Top of Supplied information

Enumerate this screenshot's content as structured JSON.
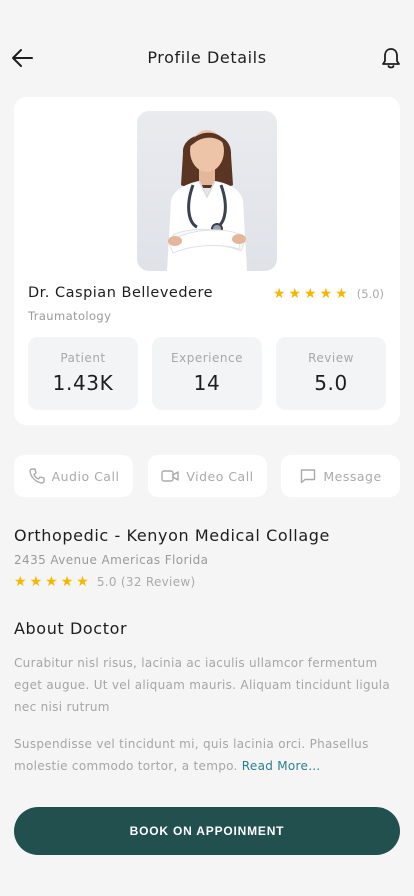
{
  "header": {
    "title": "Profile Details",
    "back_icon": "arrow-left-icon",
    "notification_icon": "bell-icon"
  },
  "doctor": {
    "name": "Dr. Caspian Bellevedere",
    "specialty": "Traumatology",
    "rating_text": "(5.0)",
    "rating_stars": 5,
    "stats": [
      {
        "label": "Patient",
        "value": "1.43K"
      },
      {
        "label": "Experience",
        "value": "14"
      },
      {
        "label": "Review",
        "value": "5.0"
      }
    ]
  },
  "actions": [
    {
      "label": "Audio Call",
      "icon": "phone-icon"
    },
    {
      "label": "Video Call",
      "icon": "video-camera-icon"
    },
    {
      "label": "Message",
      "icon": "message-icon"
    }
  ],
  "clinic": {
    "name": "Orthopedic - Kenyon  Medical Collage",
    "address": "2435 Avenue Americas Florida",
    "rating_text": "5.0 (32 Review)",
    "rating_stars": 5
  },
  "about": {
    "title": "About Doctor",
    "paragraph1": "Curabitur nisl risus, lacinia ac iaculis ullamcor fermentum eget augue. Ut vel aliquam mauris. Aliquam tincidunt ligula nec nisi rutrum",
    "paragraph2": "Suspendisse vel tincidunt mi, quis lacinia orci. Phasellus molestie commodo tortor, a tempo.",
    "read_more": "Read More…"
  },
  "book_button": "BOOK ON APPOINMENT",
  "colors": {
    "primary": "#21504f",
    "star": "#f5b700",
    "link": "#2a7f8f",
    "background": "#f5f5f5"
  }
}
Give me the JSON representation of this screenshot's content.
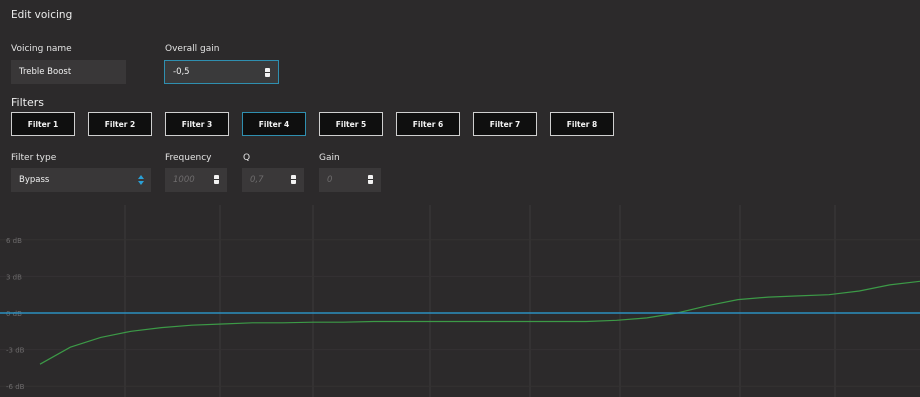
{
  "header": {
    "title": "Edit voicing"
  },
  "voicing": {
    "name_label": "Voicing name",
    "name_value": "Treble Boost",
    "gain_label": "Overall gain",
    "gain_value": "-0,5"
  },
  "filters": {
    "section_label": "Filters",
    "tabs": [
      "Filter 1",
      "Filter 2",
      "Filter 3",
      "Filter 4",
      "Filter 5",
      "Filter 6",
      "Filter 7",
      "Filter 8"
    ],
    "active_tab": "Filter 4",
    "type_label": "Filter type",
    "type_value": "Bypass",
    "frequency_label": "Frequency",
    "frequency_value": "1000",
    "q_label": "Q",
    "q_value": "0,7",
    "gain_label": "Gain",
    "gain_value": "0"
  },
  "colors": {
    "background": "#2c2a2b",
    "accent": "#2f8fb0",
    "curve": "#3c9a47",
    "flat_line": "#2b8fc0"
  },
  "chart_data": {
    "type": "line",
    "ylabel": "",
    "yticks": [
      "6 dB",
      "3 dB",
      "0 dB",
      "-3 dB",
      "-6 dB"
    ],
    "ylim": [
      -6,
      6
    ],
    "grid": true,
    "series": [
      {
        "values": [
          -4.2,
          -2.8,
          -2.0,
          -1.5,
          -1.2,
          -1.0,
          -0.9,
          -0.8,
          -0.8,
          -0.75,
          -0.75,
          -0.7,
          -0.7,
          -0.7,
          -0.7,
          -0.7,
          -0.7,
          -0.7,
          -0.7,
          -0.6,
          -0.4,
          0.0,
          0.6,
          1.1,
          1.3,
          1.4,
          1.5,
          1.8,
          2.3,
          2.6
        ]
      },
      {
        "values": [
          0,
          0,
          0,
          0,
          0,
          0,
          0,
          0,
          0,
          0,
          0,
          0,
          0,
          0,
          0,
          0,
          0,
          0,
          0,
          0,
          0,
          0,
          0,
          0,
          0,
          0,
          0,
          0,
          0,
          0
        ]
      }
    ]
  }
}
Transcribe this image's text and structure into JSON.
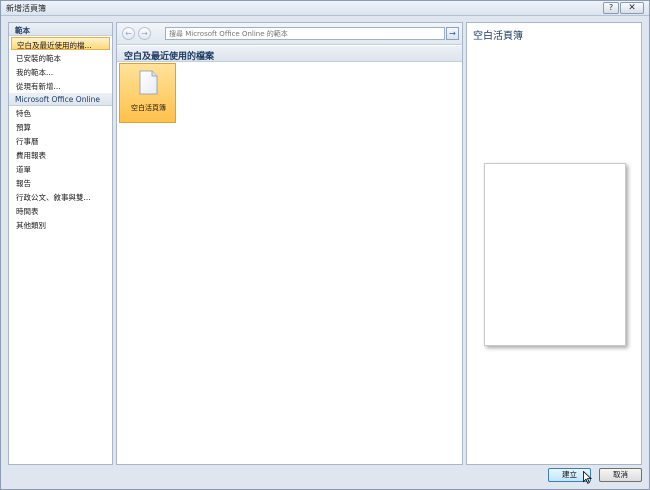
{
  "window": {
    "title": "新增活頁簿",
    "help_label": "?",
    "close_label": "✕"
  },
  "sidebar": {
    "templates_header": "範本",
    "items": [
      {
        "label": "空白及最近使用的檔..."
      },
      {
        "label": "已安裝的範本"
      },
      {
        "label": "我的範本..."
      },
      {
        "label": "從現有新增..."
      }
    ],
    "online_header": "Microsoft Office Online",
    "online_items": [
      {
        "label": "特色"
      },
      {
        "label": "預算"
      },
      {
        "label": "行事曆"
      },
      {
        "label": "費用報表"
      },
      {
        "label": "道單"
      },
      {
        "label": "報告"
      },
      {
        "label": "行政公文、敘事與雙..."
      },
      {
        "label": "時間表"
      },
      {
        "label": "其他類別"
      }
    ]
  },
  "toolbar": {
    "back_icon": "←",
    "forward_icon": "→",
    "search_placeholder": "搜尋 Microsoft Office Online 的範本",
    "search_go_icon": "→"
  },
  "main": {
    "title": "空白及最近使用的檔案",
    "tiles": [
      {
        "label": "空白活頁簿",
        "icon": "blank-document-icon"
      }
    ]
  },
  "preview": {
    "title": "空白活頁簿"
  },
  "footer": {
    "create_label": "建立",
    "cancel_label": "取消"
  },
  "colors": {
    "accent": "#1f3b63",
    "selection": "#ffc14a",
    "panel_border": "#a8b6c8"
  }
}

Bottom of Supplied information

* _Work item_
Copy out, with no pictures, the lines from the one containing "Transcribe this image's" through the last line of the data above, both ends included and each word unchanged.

* _Solution to the exercise_
Transcribe this image's text and structure into JSON.
{
  "window": {
    "title": "新增活頁簿",
    "help_label": "?",
    "close_label": "✕"
  },
  "sidebar": {
    "templates_header": "範本",
    "items": [
      {
        "label": "空白及最近使用的檔..."
      },
      {
        "label": "已安裝的範本"
      },
      {
        "label": "我的範本..."
      },
      {
        "label": "從現有新增..."
      }
    ],
    "online_header": "Microsoft Office Online",
    "online_items": [
      {
        "label": "特色"
      },
      {
        "label": "預算"
      },
      {
        "label": "行事曆"
      },
      {
        "label": "費用報表"
      },
      {
        "label": "道單"
      },
      {
        "label": "報告"
      },
      {
        "label": "行政公文、敘事與雙..."
      },
      {
        "label": "時間表"
      },
      {
        "label": "其他類別"
      }
    ]
  },
  "toolbar": {
    "back_icon": "←",
    "forward_icon": "→",
    "search_placeholder": "搜尋 Microsoft Office Online 的範本",
    "search_go_icon": "→"
  },
  "main": {
    "title": "空白及最近使用的檔案",
    "tiles": [
      {
        "label": "空白活頁簿",
        "icon": "blank-document-icon"
      }
    ]
  },
  "preview": {
    "title": "空白活頁簿"
  },
  "footer": {
    "create_label": "建立",
    "cancel_label": "取消"
  },
  "colors": {
    "accent": "#1f3b63",
    "selection": "#ffc14a",
    "panel_border": "#a8b6c8"
  }
}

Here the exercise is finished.